Hours: Monday through Friday, 11 a.m. to midnight; Saturday, 5 p.m. to midnight; closed Sunday.

Credit cards: American Express, Diner's Club, MasterCard, Visa.

Atmosphere: Blond California.

Reservations: Suggested for lunch; not needed for dinner.

Price range: $1.95 for a taco to $7.25 for a fish dinner.

Special facilities: No booster seats or highchairs; inaccessible to wheelchairs; carryout available; free evening parking on street.

Friends recommended Cisco's as a good Mexican restaurant with a nice ambiance and prices that wouldn't sting. But we should have known better. Our friends don't have children.

On a recent visit to Cisco's with our 8-year-old and 5-year-old and their cousins, ages 12 and 6, we found the restaurant conveniently located on a prominent street corner in Rosslyn. We entered what can only be called a vision of California splendor: potted plants hanging all over, acres of blond wood, mirrors, a curved wooden bar in the middle of the 175-seat dining room, honey-haired waitresses and knickknacks suggestive of the Hispanic experience everywhere.

With the restaurant less than half full and most customers preferring the 75-seat patio, we found ourselves pleased that cigarette smoke and other intrusions wouldn't disturb our dining pleasure.

The waitress was very considerate. She worked wonders at the bar, returning almost immediately with tooth-chilling drafts of ice-cold Michelob ($1.40) for the adults and the standard soft drinks (60 cents) or milk (90 cents) for the kids.

But once we waded through the list of 17 appetizers, five salads, 11 combination dinners and 38 a' la carte selections and decided on the evening meal, things got unhappy fast. That's because our orders took at least 40 minutes to arrive from the kitchen.

The 5- and 6-year-olds were overcome by the ordeal, our banal chatter and the soft drinks in no way making up for the numbness creeping over them as we waited out the kitchen.

The waitress was nice about it, going out of her way to check on the meal and keeping us posted on developments in the kitchen. There was nothing unusual going on, she explained, the kitchen simply works slowly on each order. So she brought the big people more chilled beer and kept the tostados and spicy dip coming as we did our best to occupy the wee ones.

Happily the kids' fidgetiness quieted with the arrival of quesadillas ($2.95), small, firm tortillas with a spicy cheese topping. Not only was it welcomed, but the appetizer was undoubtedly the most generous and tasty dish we had all evening.

When the rest of the meal finally arrived we found the spinach salad ($4.25) crisp and generously topped with mushrooms, real bacon, sliced egg and a nice house dressing. But it was distressingly small for the price.

My chicken burrito ($3.75) with chili rellenos ($2.60) and a tiny guacamole side dish (95 cents) was pleasant but too small for my dining dollar.
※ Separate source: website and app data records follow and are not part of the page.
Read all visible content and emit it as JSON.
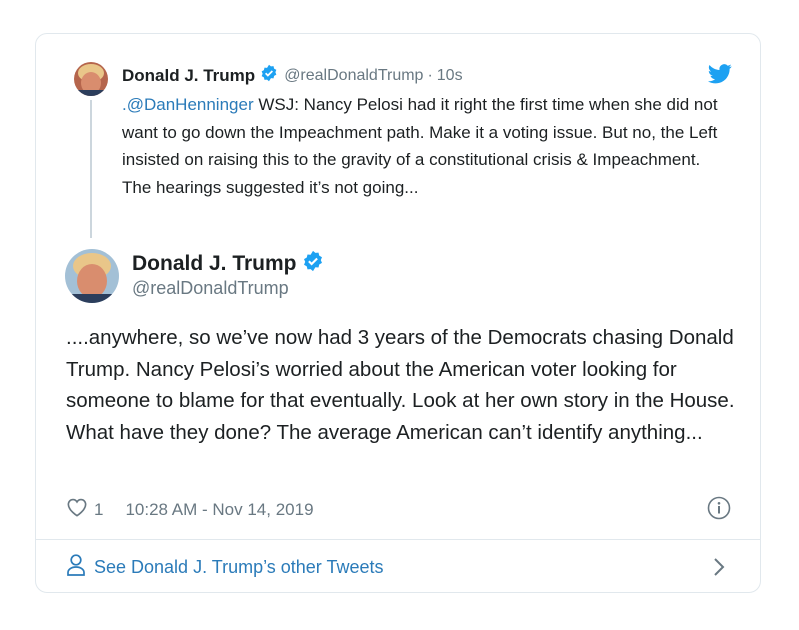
{
  "parent_tweet": {
    "name": "Donald J. Trump",
    "handle": "@realDonaldTrump",
    "separator": "·",
    "time": "10s",
    "mention": ".@DanHenninger",
    "text": " WSJ: Nancy Pelosi had it right the first time when she did not want to go down the Impeachment path. Make it a voting issue. But no, the Left insisted on raising this to the gravity of a constitutional crisis & Impeachment. The hearings suggested it’s not going..."
  },
  "main_tweet": {
    "name": "Donald J. Trump",
    "handle": "@realDonaldTrump",
    "text": "....anywhere, so we’ve now had 3 years of the Democrats chasing Donald Trump. Nancy Pelosi’s worried about the American voter looking for someone to blame for that eventually. Look at her own story in the House. What have they done? The average American can’t identify anything...",
    "like_count": "1",
    "timestamp": "10:28 AM - Nov 14, 2019"
  },
  "footer": {
    "label": "See Donald J. Trump’s other Tweets"
  },
  "icons": {
    "verified": "verified-badge-icon",
    "bird": "twitter-bird-icon",
    "heart": "heart-icon",
    "info": "info-icon",
    "person": "person-icon",
    "chevron": "chevron-right-icon"
  },
  "colors": {
    "link": "#2b7bb9",
    "verified": "#1da1f2",
    "secondary_text": "#697882",
    "border": "#e1e8ed"
  }
}
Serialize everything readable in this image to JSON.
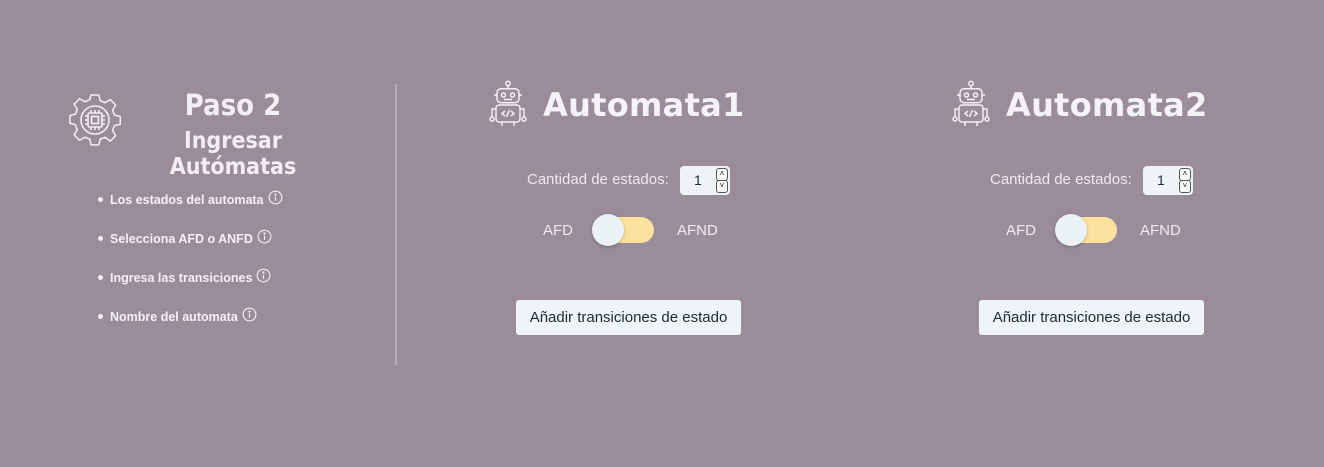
{
  "step": {
    "title": "Paso 2",
    "subtitle": "Ingresar Autómatas",
    "icon": "gear-chip-icon",
    "items": [
      {
        "label": "Los estados del automata",
        "icon": "info-icon"
      },
      {
        "label": "Selecciona AFD o ANFD",
        "icon": "info-icon"
      },
      {
        "label": "Ingresa las transiciones",
        "icon": "info-icon"
      },
      {
        "label": "Nombre del automata",
        "icon": "info-icon"
      }
    ]
  },
  "automatas": [
    {
      "name": "Automata1",
      "icon": "robot-icon",
      "states_label": "Cantidad de estados:",
      "states_value": "1",
      "afd_label": "AFD",
      "afnd_label": "AFND",
      "toggle_on": false,
      "add_button": "Añadir transiciones de estado"
    },
    {
      "name": "Automata2",
      "icon": "robot-icon",
      "states_label": "Cantidad de estados:",
      "states_value": "1",
      "afd_label": "AFD",
      "afnd_label": "AFND",
      "toggle_on": false,
      "add_button": "Añadir transiciones de estado"
    }
  ],
  "colors": {
    "background": "#9a8c99",
    "toggle_track": "#fbe29f",
    "button_bg": "#eef4f7",
    "text_light": "#f1f1f4"
  }
}
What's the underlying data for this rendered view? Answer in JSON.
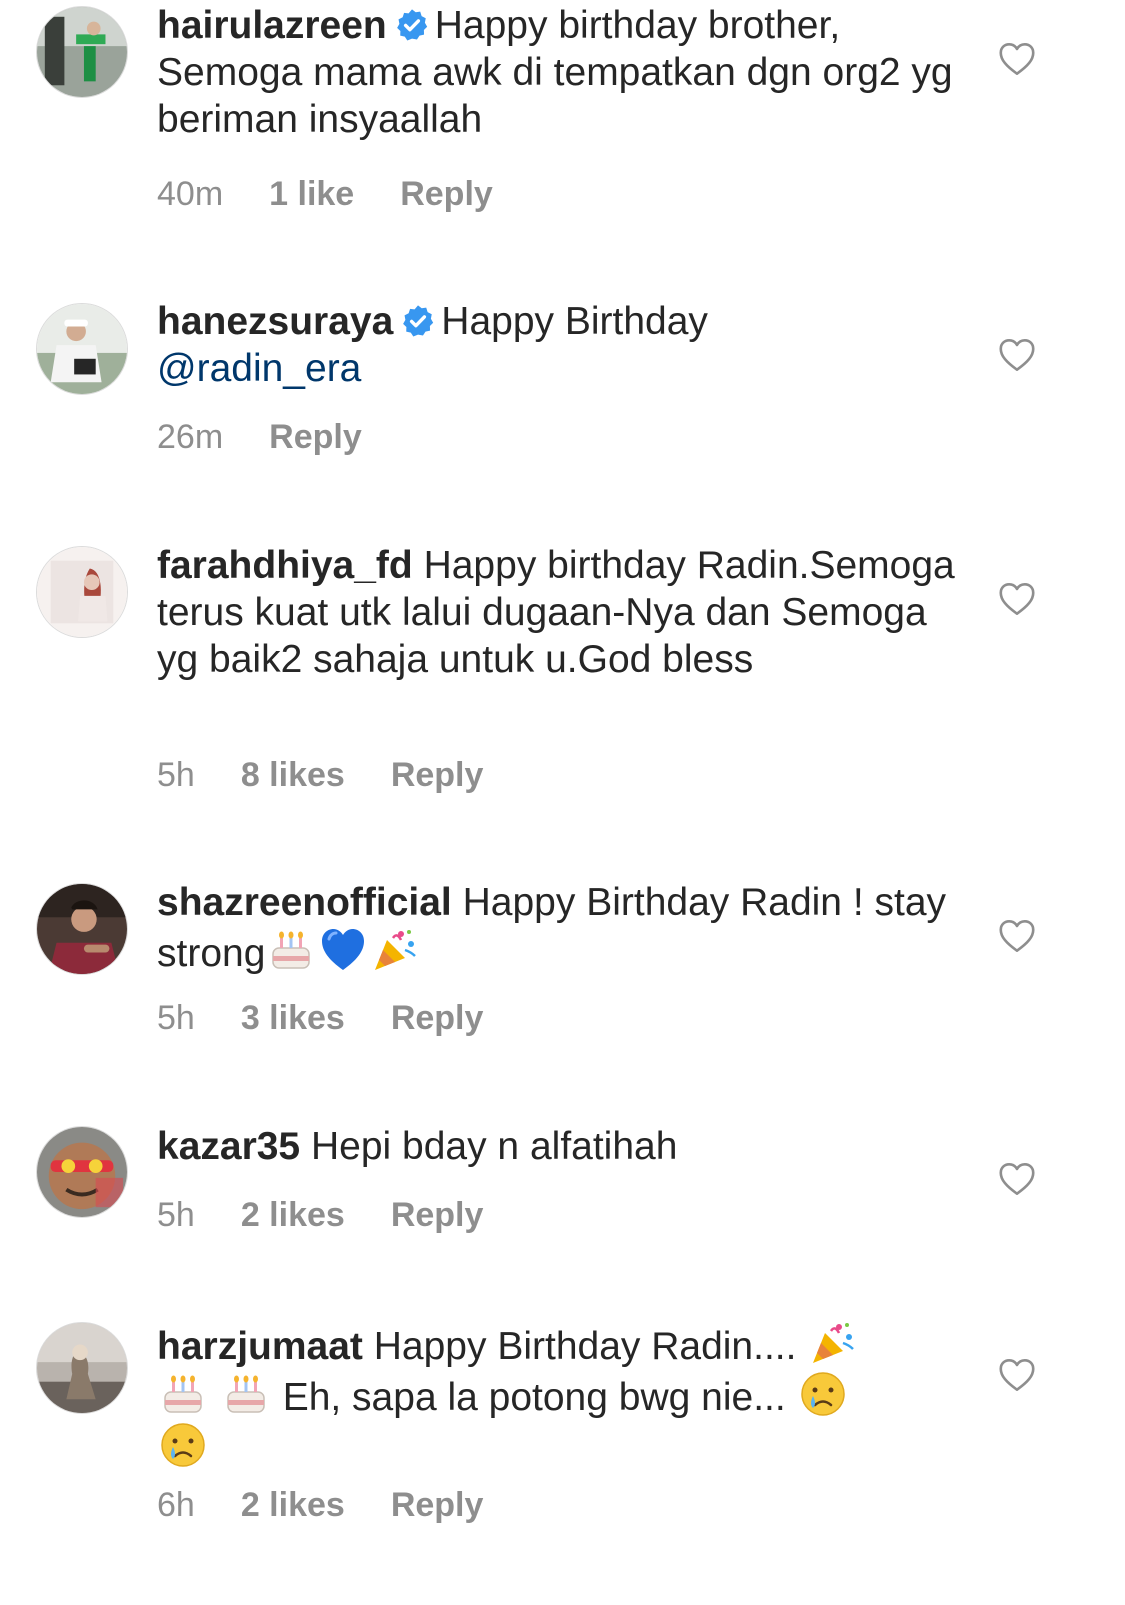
{
  "colors": {
    "text": "#262626",
    "secondary": "#8e8e8e",
    "mention": "#00376b",
    "verified": "#3897f0"
  },
  "comments": [
    {
      "username": "hairulazreen",
      "verified": true,
      "text": "Happy birthday brother, Semoga mama awk di tempatkan dgn org2 yg beriman insyaallah",
      "time": "40m",
      "likes": "1 like",
      "reply": "Reply"
    },
    {
      "username": "hanezsuraya",
      "verified": true,
      "text": "Happy Birthday",
      "mention": "@radin_era",
      "time": "26m",
      "likes": "",
      "reply": "Reply"
    },
    {
      "username": "farahdhiya_fd",
      "verified": false,
      "text": "Happy birthday Radin.Semoga terus kuat utk lalui dugaan-Nya dan Semoga yg baik2 sahaja untuk u.God bless",
      "time": "5h",
      "likes": "8 likes",
      "reply": "Reply"
    },
    {
      "username": "shazreenofficial",
      "verified": false,
      "text": "Happy Birthday Radin ! stay strong",
      "emojis": [
        "birthday-cake",
        "blue-heart",
        "party-popper"
      ],
      "time": "5h",
      "likes": "3 likes",
      "reply": "Reply"
    },
    {
      "username": "kazar35",
      "verified": false,
      "text": "Hepi bday n alfatihah",
      "time": "5h",
      "likes": "2 likes",
      "reply": "Reply"
    },
    {
      "username": "harzjumaat",
      "verified": false,
      "text_a": "Happy Birthday Radin....",
      "text_b": "Eh, sapa la potong bwg nie...",
      "emojis": [
        "party-popper",
        "birthday-cake",
        "birthday-cake",
        "crying-face",
        "crying-face"
      ],
      "time": "6h",
      "likes": "2 likes",
      "reply": "Reply"
    }
  ],
  "icons": {
    "like": "heart-outline-icon",
    "verified": "verified-badge-icon"
  }
}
The supertaco ($3.60), a "giant concoction for the giant appetite" as the menu described it, was anything but that. The meat in one was so dry and bland my wife couldn't finish it. Although we could have sent it back, the notion of waiting another 40 minutes considerably dampened our enthusiasm for doing so.

The lettuce, tomatoes and spring onions accompanying many of our dishes were fresh and zesty, however, and just what Mexican food needs, even if portions were small.

Chicken chimichanga ($4.25), a chicken-stuffed burrito, deep fried and topped with a tomatoey sauce and sour cream, was better, more flavorful and fresher than other dishes we ordered. And unlike other dishes, it was piping hot when it arrived at the table.

Finally, the good old American hamburger ($3.95) passed the taste test, as did the french fries that came with it.

In the end we decided to not have dessert. Flan, cheesecake and carrot cake ($1.75 each) excited no one's interest.

The tab for the food and lots of drinks was $47.76.

Our main problem with Cisco's is that it really is for singles and young couples out for some drinks and nibbles after work or before the theater.

We can't blame the restaurant. What we really needed was a more thoughtful suggestion from our childless friends.